If you’re ready to start your own business but aren’t sure where to begin, we’re breaking things down step by step to take you from an idea to a registered business here in Lakeland, Florida.
1. Identify a Problem or Need That Your Business Can Solve
Every business begins with an idea, a story or a passion. A successful business solves a problem or need for consumers. Start by learning more about the pain point your future customer is experiencing and then brainstorm ways that your company will solve that problem. Write out your ideas onto paper so you can continue to develop them into more concrete plans as you move forward.
2. Create a Business Plan
After drafting some ideas, a common next step could be creating a detailed business plan, however, not every entrepreneur would say this is the right path. Many companies that started without a formal business plan have become successful large corporations. However, if you’re looking to raise outside funding from investors, a business plan is necessary.
Your business plan should lay the foundation and create a roadmap for the next few years. This will help you set goals, determine potential roadblocks and how you will solve them, develop strategies and estimate your budget. If writing a long business plan intimidates you, use this one page plan by The 100 Startup to get you started.
Looking for some more information on what should be included in your business concept plan? Check out this template from the SBDC.
3. Do a Business Entity Search
Before moving forward, be sure that your business name is available by doing a business entity search. You can search registered Florida businesses on Sunbiz. Another factor to consider is similarity in name to other businesses: though your names may not be the exact same, if they are similar and you exist in the same market, you risk trademark infringement. Choosing a unique name in your market or field is conducive to growth and essential to scaling your business as well as establishing your brand identity.

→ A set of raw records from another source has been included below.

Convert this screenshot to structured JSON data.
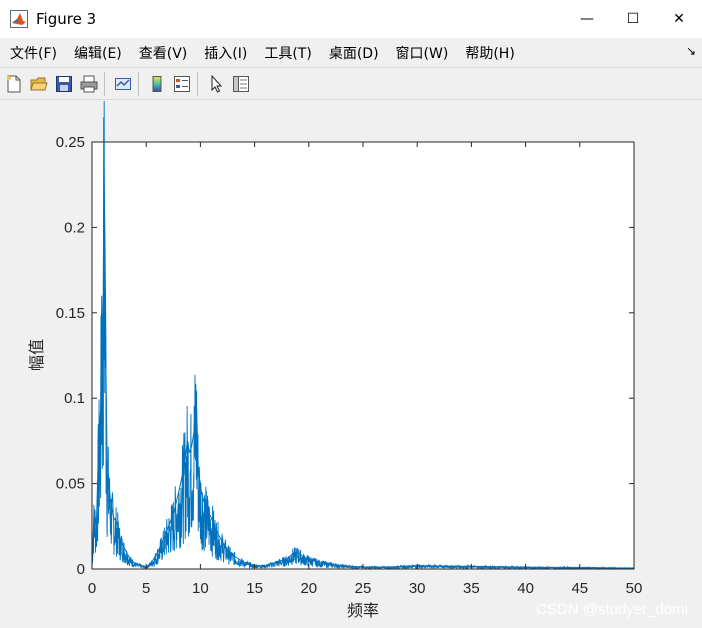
{
  "window": {
    "title": "Figure 3",
    "minimize_glyph": "—",
    "maximize_glyph": "☐",
    "close_glyph": "✕"
  },
  "menu": [
    "文件(F)",
    "编辑(E)",
    "查看(V)",
    "插入(I)",
    "工具(T)",
    "桌面(D)",
    "窗口(W)",
    "帮助(H)"
  ],
  "dock_glyph": "↘",
  "toolbar": {
    "icons": [
      "new-figure-icon",
      "open-file-icon",
      "save-icon",
      "print-icon",
      "link-plot-icon",
      "colorbar-icon",
      "legend-icon",
      "select-arrow-icon",
      "property-inspector-icon"
    ]
  },
  "watermark": "CSDN @studyer_domi",
  "colors": {
    "line": "#0072bd",
    "axes": "#262626",
    "figure_bg": "#f0f0f0",
    "plot_bg": "#ffffff"
  },
  "chart_data": {
    "type": "line",
    "title": "",
    "xlabel": "频率",
    "ylabel": "幅值",
    "xlim": [
      0,
      50
    ],
    "ylim": [
      0,
      0.25
    ],
    "xticks": [
      0,
      5,
      10,
      15,
      20,
      25,
      30,
      35,
      40,
      45,
      50
    ],
    "xtick_labels": [
      "0",
      "5",
      "10",
      "15",
      "20",
      "25",
      "30",
      "35",
      "40",
      "45",
      "50"
    ],
    "yticks": [
      0,
      0.05,
      0.1,
      0.15,
      0.2,
      0.25
    ],
    "ytick_labels": [
      "0",
      "0.05",
      "0.1",
      "0.15",
      "0.2",
      "0.25"
    ],
    "grid": false,
    "box": true,
    "series": [
      {
        "color": "#0072bd",
        "x": [
          0,
          0.2,
          0.4,
          0.6,
          0.8,
          0.9,
          1.0,
          1.1,
          1.2,
          1.3,
          1.4,
          1.5,
          1.7,
          2.0,
          2.3,
          2.6,
          3.0,
          3.5,
          4.0,
          4.5,
          5.0,
          5.5,
          6.0,
          6.5,
          7.0,
          7.5,
          8.0,
          8.5,
          8.8,
          9.0,
          9.2,
          9.4,
          9.6,
          9.8,
          10.0,
          10.3,
          10.6,
          11.0,
          11.5,
          12.0,
          12.5,
          13.0,
          13.5,
          14.0,
          15.0,
          16.0,
          17.0,
          18.0,
          18.5,
          19.0,
          19.5,
          20.0,
          21.0,
          22.0,
          23.0,
          24.0,
          25.0,
          27.0,
          30.0,
          35.0,
          40.0,
          45.0,
          50.0
        ],
        "y": [
          0.002,
          0.035,
          0.025,
          0.07,
          0.095,
          0.16,
          0.12,
          0.238,
          0.19,
          0.11,
          0.062,
          0.055,
          0.04,
          0.03,
          0.027,
          0.018,
          0.012,
          0.006,
          0.003,
          0.002,
          0.001,
          0.004,
          0.009,
          0.016,
          0.024,
          0.032,
          0.045,
          0.06,
          0.075,
          0.068,
          0.072,
          0.08,
          0.105,
          0.06,
          0.048,
          0.04,
          0.035,
          0.03,
          0.022,
          0.016,
          0.011,
          0.008,
          0.006,
          0.004,
          0.002,
          0.002,
          0.004,
          0.006,
          0.009,
          0.01,
          0.007,
          0.006,
          0.004,
          0.003,
          0.002,
          0.0015,
          0.0012,
          0.001,
          0.002,
          0.0015,
          0.001,
          0.0008,
          0.0005
        ]
      }
    ]
  }
}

4. Create a Legal Business Entity
Choosing which type of business entity to file is dependent on the nature and ownership of your business. The most common entities that small businesses file are Sole Proprietorships (SP) and Limited Liability Companies (LLC). The main difference between a SP and an LLC is personal liability. In a SP, the owner is responsible for the liabilities and debts of the business. This may put your personal assets at risk in the case of a lawsuit. As an LLC, the company itself is responsible for its liabilities and debts, providing the owner with limited liability.

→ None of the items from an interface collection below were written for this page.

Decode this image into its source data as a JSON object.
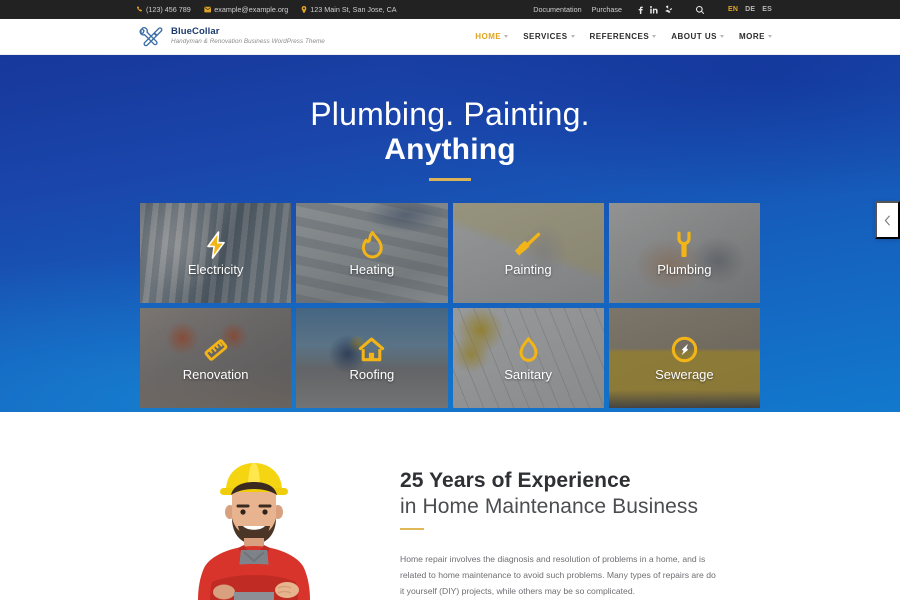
{
  "topbar": {
    "phone": "(123) 456 789",
    "email": "example@example.org",
    "address": "123 Main St, San Jose, CA",
    "documentation": "Documentation",
    "purchase": "Purchase",
    "socials": [
      "facebook-icon",
      "linkedin-icon",
      "yelp-icon"
    ],
    "search": "search-icon",
    "languages": [
      {
        "code": "EN",
        "active": true
      },
      {
        "code": "DE",
        "active": false
      },
      {
        "code": "ES",
        "active": false
      }
    ],
    "accent_color": "#e0a526",
    "background_color": "#222222"
  },
  "header": {
    "brand_name": "BlueCollar",
    "brand_tagline": "Handyman & Renovation Business WordPress Theme",
    "logo_icon": "wrench-hammer-icon",
    "nav": [
      {
        "label": "HOME",
        "active": true,
        "has_dropdown": true
      },
      {
        "label": "SERVICES",
        "active": false,
        "has_dropdown": true
      },
      {
        "label": "REFERENCES",
        "active": false,
        "has_dropdown": true
      },
      {
        "label": "ABOUT US",
        "active": false,
        "has_dropdown": true
      },
      {
        "label": "MORE",
        "active": false,
        "has_dropdown": true
      }
    ]
  },
  "hero": {
    "line1": "Plumbing. Painting.",
    "line2": "Anything",
    "gradient_from": "#17379b",
    "gradient_to": "#1279cd",
    "divider_color": "#d9b356",
    "slider_prev_icon": "chevron-left-icon"
  },
  "services": [
    {
      "label": "Electricity",
      "icon": "lightning-bolt-icon",
      "photo": "ph-electricity"
    },
    {
      "label": "Heating",
      "icon": "flame-icon",
      "photo": "ph-heating"
    },
    {
      "label": "Painting",
      "icon": "paint-brush-icon",
      "photo": "ph-painting"
    },
    {
      "label": "Plumbing",
      "icon": "wrench-icon",
      "photo": "ph-plumbing"
    },
    {
      "label": "Renovation",
      "icon": "ruler-icon",
      "photo": "ph-renovation"
    },
    {
      "label": "Roofing",
      "icon": "house-icon",
      "photo": "ph-roofing"
    },
    {
      "label": "Sanitary",
      "icon": "water-drop-icon",
      "photo": "ph-sanitary"
    },
    {
      "label": "Sewerage",
      "icon": "sewer-nozzle-icon",
      "photo": "ph-sewerage"
    }
  ],
  "experience": {
    "heading_bold": "25 Years of Experience",
    "heading_light": "in Home Maintenance Business",
    "divider_color": "#e0b858",
    "paragraph": "Home repair involves the diagnosis and resolution of problems in a home, and is related to home maintenance to avoid such problems. Many types of repairs are do it yourself (DIY) projects, while others may be so complicated.",
    "image": "smiling-worker-yellow-hardhat-red-shirt"
  }
}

Filing taxes as an S-Corp or forming C-Corp is a more common route to take for businesses with multiple owners. Like an LLC, forming a corporation separates your personal and business assets. The main differences between an LLC and a corporation are ownership, shareholders and taxation. LLCs who file taxes as S-Corps allow up to 100 shareholders who must be U.S. citizens and only have one level of taxation. C-Corps allow an unlimited amount of international shareholders and are subject to double taxation.
Cost of Registering Each Business Entity in the state of Florida
- Sole Proprietorship: $50 (This fee is for a fictitious name registration, also known as a DBA. This is only required if you are not doing business as your legal name.
- Limited Liability Company: $100+
- C-Corporation: $100+
5. Obtain an EIN
After legally registering and establishing your business entity, you’ll need to acquire an Employer Identification Number (EIN) from the IRS. This is essentially a social security number for your business: it separates your personal finances and income from your business. You can apply for an EIN online on the irs.gov website. This is necessary for opening a business bank account, applying for business licenses and filing tax returns.
6. Create a Business Account
In order to separate your personal finances from your business, create a bank account using your EIN. You can also open credit lines under your business to begin building credit. Read more about how to set up your business bank account on the Small Business Administration website.
7. Obtain Local Permits and Licensing
After establishing your business, obtain the local and state permits and licensing you will need to operate legally. Some business models are not required to obtain licensing; these requirements will vary business to business depending on number of employees, trade, specialty, and more. Learn more information on the City of Lakeland’s website.
8. Get Business Insurance
For some types of businesses, like food businesses or businesses with employees, insurance is required by law. For others, it is optional. Generally speaking, insurance is a great thing to have for liability purposes. It protects you, as the business owner, from paying out of pocket for property damage, injury and lawsuits from clients. Companies including Headley, Lock Insurance, Allstate, State Farm, and Hiscox all offer commercial line insurance policies, including general liability and workman’s compensation.
9. Keep your Business Compliant
Now that your business is established and up and running, you must maintain compliance with the U.S. federal, state and local laws regarding renewing your business license, taxes and insurance.
Find more information and resources on SunBiz.
10. Find Ways to Collaborate
Starting a business can also be lonely, so finding a way to get plugged into your community and network with like-minded people will help combat that. Being in a coworking space that fosters collaboration, creativity and productivity can be beneficial for your business and to propel you past the hurdles that come with being a small business owner.
Other Things to Keep In Mind
- Secure your website domain (Use sites like Google or GoDaddy)
- Create a business social media account and secure your handles
- Reach out to a mentor
- Consider online courses for areas you want to improve in through platforms such as Skillshare or Udemy.
If you have additional questions, be sure to leave them in the comments below!